Some councils will allow charities to insure for lower limits of indemnity if they can show that they have been through a risk identification and management process prior to bidding for a contract. Not only can the charity save money through lower limits, but that very same risk management process and document(s) can be used to reduce additional premiums through discounting with underwriters.
As a matter of course charities should disclose their risk management strategies to their insurance provider to help their provider tailor their insurance programmes to suit the charity’s requirements. This could include an overview of what strategies and processes are in place such as Health & Safety policies (including regularity of review, name of person responsible, whether outsourced or not, etc), Business Continuity /Disaster Recovery Plans and Staff Training & Inductions. This information can, potentially, reduce your premiums and reduce the contractual requirements placed on you with regard to insurance.
Of course, you may already have the required insurance to deliver the contracts you are bidding for in which case, great! However, the challenge facing our smaller clients is that this is prohibitive cost-wise.
This being said, it is definitely worth charities of all sizes taking the time to consider the risks they are exposed to, and what their risk appetite is. Insurance providers will always recommend taking more insurance than less, but perhaps a considered approach to the issue where charities use their insurance providers for advice rather than simply the source of a cheap premium would be beneficial, that way your organisation can be assured of having the right cover, for the right price with the flexibility to meet the challenges of a changing (not for profit) business landscape.

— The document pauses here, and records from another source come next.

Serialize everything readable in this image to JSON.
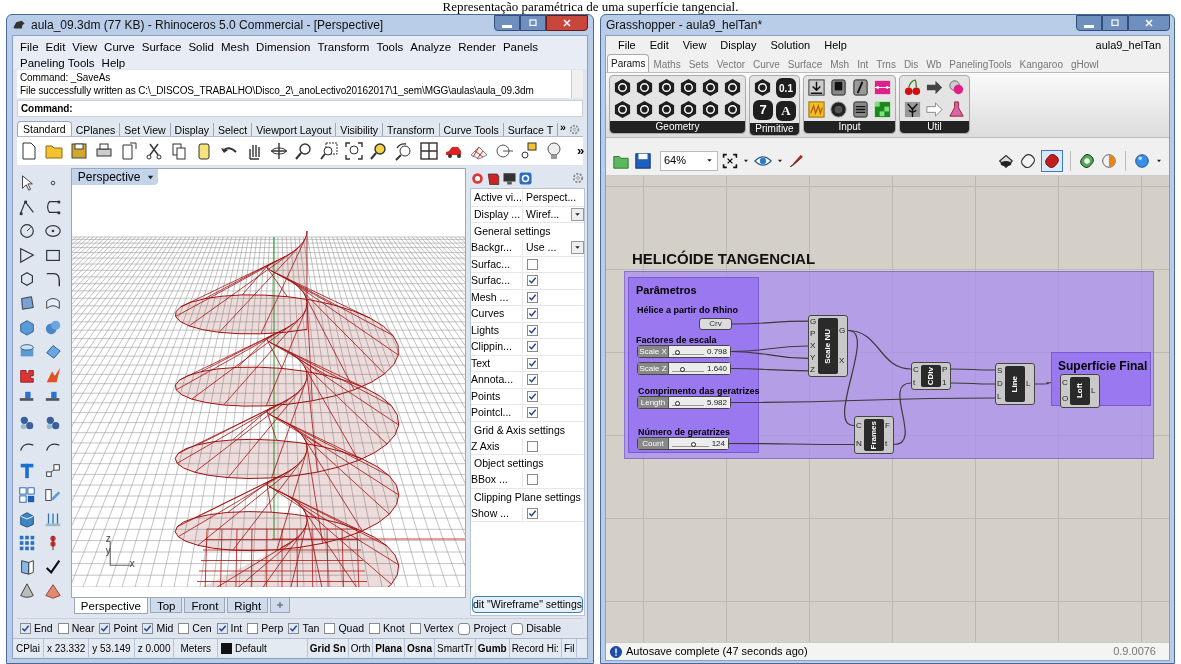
{
  "caption": "Representação paramétrica de uma superfície tangencial.",
  "rhino": {
    "title": "aula_09.3dm (77 KB) - Rhinoceros 5.0 Commercial - [Perspective]",
    "menu": [
      "File",
      "Edit",
      "View",
      "Curve",
      "Surface",
      "Solid",
      "Mesh",
      "Dimension",
      "Transform",
      "Tools",
      "Analyze",
      "Render",
      "Panels",
      "Paneling Tools",
      "Help"
    ],
    "command_history": [
      "Command: _SaveAs",
      "File successfully written as C:\\_DISCOS_TRABALHO\\Disco_2\\_anoLectivo20162017\\1_sem\\MGG\\aulas\\aula_09.3dm"
    ],
    "command_prompt": "Command:",
    "toolbar_tabs": [
      {
        "label": "Standard",
        "selected": true
      },
      {
        "label": "CPlanes",
        "selected": false
      },
      {
        "label": "Set View",
        "selected": false
      },
      {
        "label": "Display",
        "selected": false
      },
      {
        "label": "Select",
        "selected": false
      },
      {
        "label": "Viewport Layout",
        "selected": false
      },
      {
        "label": "Visibility",
        "selected": false
      },
      {
        "label": "Transform",
        "selected": false
      },
      {
        "label": "Curve Tools",
        "selected": false
      },
      {
        "label": "Surface T",
        "selected": false
      }
    ],
    "tabs_more": "»",
    "toolbar_more": "»",
    "viewport_title": "Perspective",
    "axis_labels": [
      "z",
      "y",
      "x"
    ],
    "viewport_tabs": [
      {
        "label": "Perspective",
        "selected": true
      },
      {
        "label": "Top",
        "selected": false
      },
      {
        "label": "Front",
        "selected": false
      },
      {
        "label": "Right",
        "selected": false
      }
    ],
    "properties": [
      {
        "kind": "field",
        "label": "Active vi...",
        "value": "Perspect...",
        "dropdown": false
      },
      {
        "kind": "field",
        "label": "Display ...",
        "value": "Wiref...",
        "dropdown": true
      },
      {
        "kind": "section",
        "label": "General settings"
      },
      {
        "kind": "field",
        "label": "Backgr...",
        "value": "Use ...",
        "dropdown": true
      },
      {
        "kind": "check",
        "label": "Surfac...",
        "checked": false
      },
      {
        "kind": "check",
        "label": "Surfac...",
        "checked": true
      },
      {
        "kind": "check",
        "label": "Mesh ...",
        "checked": true
      },
      {
        "kind": "check",
        "label": "Curves",
        "checked": true
      },
      {
        "kind": "check",
        "label": "Lights",
        "checked": true
      },
      {
        "kind": "check",
        "label": "Clippin...",
        "checked": true
      },
      {
        "kind": "check",
        "label": "Text",
        "checked": true
      },
      {
        "kind": "check",
        "label": "Annota...",
        "checked": true
      },
      {
        "kind": "check",
        "label": "Points",
        "checked": true
      },
      {
        "kind": "check",
        "label": "Pointcl...",
        "checked": true
      },
      {
        "kind": "section",
        "label": "Grid & Axis settings"
      },
      {
        "kind": "check",
        "label": "Z Axis",
        "checked": false
      },
      {
        "kind": "section",
        "label": "Object settings"
      },
      {
        "kind": "check",
        "label": "BBox ...",
        "checked": false
      },
      {
        "kind": "section",
        "label": "Clipping Plane settings"
      },
      {
        "kind": "check",
        "label": "Show ...",
        "checked": true
      }
    ],
    "settings_button": "dit \"Wireframe\" settings",
    "osnaps": [
      {
        "kind": "check",
        "label": "End",
        "checked": true
      },
      {
        "kind": "check",
        "label": "Near",
        "checked": false
      },
      {
        "kind": "check",
        "label": "Point",
        "checked": true
      },
      {
        "kind": "check",
        "label": "Mid",
        "checked": true
      },
      {
        "kind": "check",
        "label": "Cen",
        "checked": false
      },
      {
        "kind": "check",
        "label": "Int",
        "checked": true
      },
      {
        "kind": "check",
        "label": "Perp",
        "checked": false
      },
      {
        "kind": "check",
        "label": "Tan",
        "checked": true
      },
      {
        "kind": "check",
        "label": "Quad",
        "checked": false
      },
      {
        "kind": "check",
        "label": "Knot",
        "checked": false
      },
      {
        "kind": "check",
        "label": "Vertex",
        "checked": false
      },
      {
        "kind": "toggle",
        "label": "Project",
        "checked": false
      },
      {
        "kind": "toggle",
        "label": "Disable",
        "checked": false
      }
    ],
    "status": [
      {
        "kind": "text",
        "label": "CPlai"
      },
      {
        "kind": "text",
        "label": "x 23.332"
      },
      {
        "kind": "text",
        "label": "y 53.149"
      },
      {
        "kind": "text",
        "label": "z 0.000"
      },
      {
        "kind": "text",
        "label": "Meters"
      },
      {
        "kind": "layer",
        "label": "Default"
      },
      {
        "kind": "toggle",
        "label": "Grid Sn",
        "on": true
      },
      {
        "kind": "toggle",
        "label": "Orth",
        "on": false
      },
      {
        "kind": "toggle",
        "label": "Plana",
        "on": true
      },
      {
        "kind": "toggle",
        "label": "Osna",
        "on": true
      },
      {
        "kind": "toggle",
        "label": "SmartTr",
        "on": false
      },
      {
        "kind": "toggle",
        "label": "Gumb",
        "on": true
      },
      {
        "kind": "toggle",
        "label": "Record Hi:",
        "on": false
      },
      {
        "kind": "toggle",
        "label": "Fil",
        "on": false
      }
    ]
  },
  "grasshopper": {
    "title": "Grasshopper - aula9_helTan*",
    "menu": [
      "File",
      "Edit",
      "View",
      "Display",
      "Solution",
      "Help"
    ],
    "document": "aula9_helTan",
    "tabs": [
      {
        "label": "Params",
        "selected": true
      },
      {
        "label": "Maths",
        "selected": false
      },
      {
        "label": "Sets",
        "selected": false
      },
      {
        "label": "Vector",
        "selected": false
      },
      {
        "label": "Curve",
        "selected": false
      },
      {
        "label": "Surface",
        "selected": false
      },
      {
        "label": "Msh",
        "selected": false
      },
      {
        "label": "Int",
        "selected": false
      },
      {
        "label": "Trns",
        "selected": false
      },
      {
        "label": "Dis",
        "selected": false
      },
      {
        "label": "Wb",
        "selected": false
      },
      {
        "label": "PanelingTools",
        "selected": false
      },
      {
        "label": "Kangaroo",
        "selected": false
      },
      {
        "label": "gHowl",
        "selected": false
      }
    ],
    "panels": [
      {
        "kind": "geometry",
        "label": "Geometry"
      },
      {
        "kind": "primitive",
        "label": "Primitive",
        "glyphs": [
          "0.1",
          "7",
          "A"
        ]
      },
      {
        "kind": "input",
        "label": "Input"
      },
      {
        "kind": "util",
        "label": "Util"
      }
    ],
    "zoom": "64%",
    "canvas": {
      "title": "HELICÓIDE TANGENCIAL",
      "groups": [
        {
          "label": "Parâmetros"
        },
        {
          "label": "Superfície Final"
        }
      ],
      "labels": [
        "Hélice a partir do Rhino",
        "Factores de escala",
        "Comprimento das geratrizes",
        "Número de geratrizes"
      ],
      "nodes": [
        {
          "kind": "param",
          "name": "Crv"
        },
        {
          "kind": "slider",
          "name": "Scale X",
          "value": "0.798",
          "level": 0.2
        },
        {
          "kind": "slider",
          "name": "Scale Z",
          "value": "1.640",
          "level": 0.35
        },
        {
          "kind": "slider",
          "name": "Length",
          "value": "5.982",
          "level": 0.2
        },
        {
          "kind": "slider",
          "name": "Count",
          "value": "124",
          "level": 0.6
        },
        {
          "kind": "component",
          "name": "Scale NU",
          "inputs": [
            "G",
            "P",
            "X",
            "Y",
            "Z"
          ],
          "outputs": [
            "G",
            "X"
          ]
        },
        {
          "kind": "component",
          "name": "CDiv",
          "inputs": [
            "C",
            "t"
          ],
          "outputs": [
            "P",
            "1"
          ]
        },
        {
          "kind": "component",
          "name": "Frames",
          "inputs": [
            "C",
            "N"
          ],
          "outputs": [
            "F",
            "t"
          ]
        },
        {
          "kind": "component",
          "name": "Line",
          "inputs": [
            "S",
            "D",
            "L"
          ],
          "outputs": [
            "L"
          ]
        },
        {
          "kind": "component",
          "name": "Loft",
          "inputs": [
            "C",
            "O"
          ],
          "outputs": [
            "L"
          ]
        }
      ]
    },
    "status": "Autosave complete (47 seconds ago)",
    "version": "0.9.0076"
  }
}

In an effort to draw together some of the themes covered in this presentation, we believe it is important for charities to communicate with both their insurance provider and the organisation putting contracts out to tender. Only through regular and meaningful communication can you be assured that the risks your organisation is exposed to are managed and/or transferred appropriately. We would also encourage all charities to try to understand better the insurance products they are purchasing, and being asked to purchase. Many of the problems that arise with insurance programmes and contractual requirements could be mitigated by understanding what you have now and what you need to deliver a service.
Insurance Implications of Delivering Public Services was brought to you by ThirdSectorProtect. ThirdSectorProtect is the charity insurance division of leading independent insurance broker, NC Insurance and they work with ethical insurers in order to provide expert advice and highly competitive premiums to charities, social enterprises, community interest companies and community groups.
For more information, please visit www.ncinsurance.co.uk/thirdsectorprotect